In spite of her depression, Boye was highly esteemed as a teacher, and contributed many periodicals. Boye’s early poems were influenced by Buddhism, later by Schopenhauer, and finally by Nietzsche. Her first collection of verse, Moln (1922), was filled with idealism and a sense of new-found identity. It was followed by Gömda land (1924) and Härdarna (1927), her youthful works responding to the thirst for life and celebrating the powers of renewal. “You do not become happy because you have reached a certain point”, Boye once wrote in her diary. “Steady development, movement, brings happiness.” Boye committed suicide in Alingsås on April 24, 1941.
The composer Ole Karsten Sundlisæter (1976) graduated as a Cantor at the Trøndelag Conservatory in Trondheim, Norway (NTNU) gaining the highest honours in solo organ playing. Sundlisæter is also a qualified teacher and has studied conducting and composition. His study continued in at the Paris Conservatoire National de Région in Saint-Maur-des-Fossés, where he was awarded the highest awards in harmony, instrumentation and organ performance. Since 2011 he has been a full-time freelance composer, concert organist and conductor. Sundlisæter’s productions include oratorios, operas, symphonies, chamber, choral and instrumental music. Sundlisæter is a member of the Norwegian Society of Composers. For more information about his works, please visit: www.sheetmusic.no and www.sundlisaeter.no.
The soprano Wibeke Wetaas graduated from the Grieg Academy, University of Bergen, NTNU and University of Stavanger, Department of Music, where she received her Post Graduate Diploma in 2012 under professor and soprano Elizabeth Norberg-Schulz. As a lyric soprano, she has a wide repertoire ranging from early Renaissance to contemporary classical music and opera. She has sung several operatic roles on stage in Norway, including roles as Frasquita in Bizet’s Carmen, Dido in Dido and Aeneas, and Poppea in The Coronation of Poppea by Claudio Monteverdi. She has also sung with orchestras including the Stavanger Symphony Orchestra and the Bergen Philharmonic Orchestra. In addition to making opera repertoire, lied and romance repertoire is also an important part of her work. Besides her career as a singer Wibeke is a vocal educator at Stavanger Cultural School. Wibeke Wetaas has in addition to ”Tillägnan” also recorded Sundlisæter’s cycle based on Karin Boye’s poems Gömda land (Hidden Lands). For more information about Wibeke Wetaas, please visit: www.wibekewetaas.com

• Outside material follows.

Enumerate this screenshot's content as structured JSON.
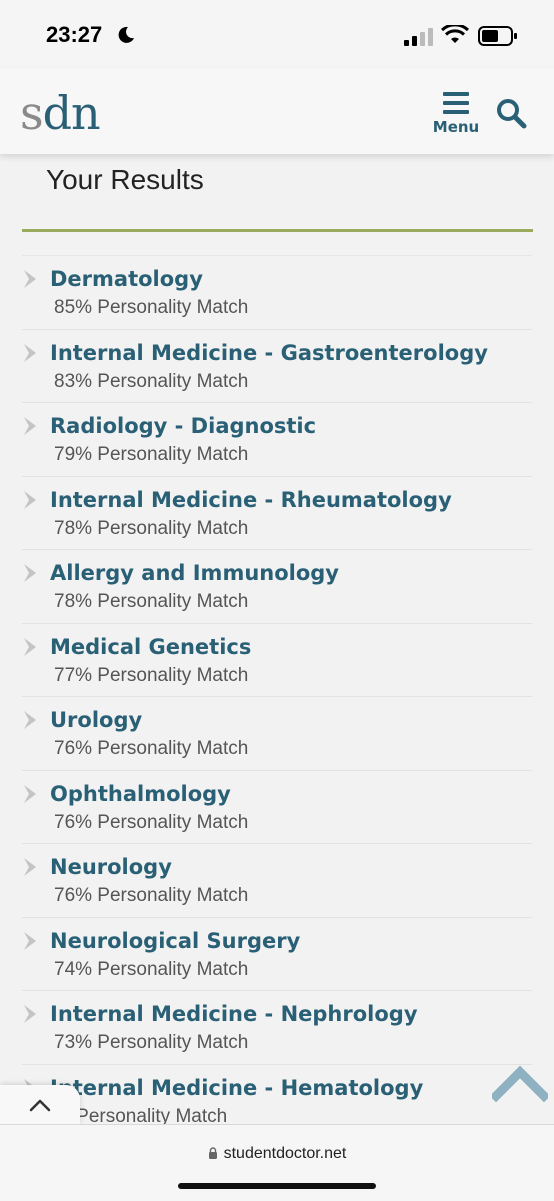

The pianist Kristian Evjen graduated with a master’s degree from the Department of Music, NTNU and the Department of Music and Dance, University of Stavanger, where he studied with, among others, Håvard Gimse and Håkon Austbø. He is specialized in the interpretation of 1900’s music, and has particularly attracted attention with performances of the piano music by Messiaen. He is also active as a chamber musician, accompanist and teacher. Evjen has in addition to “Tillägnan” also participated in the recording of Ole Karsten Sundlisæter’s cycle “Gömda land”.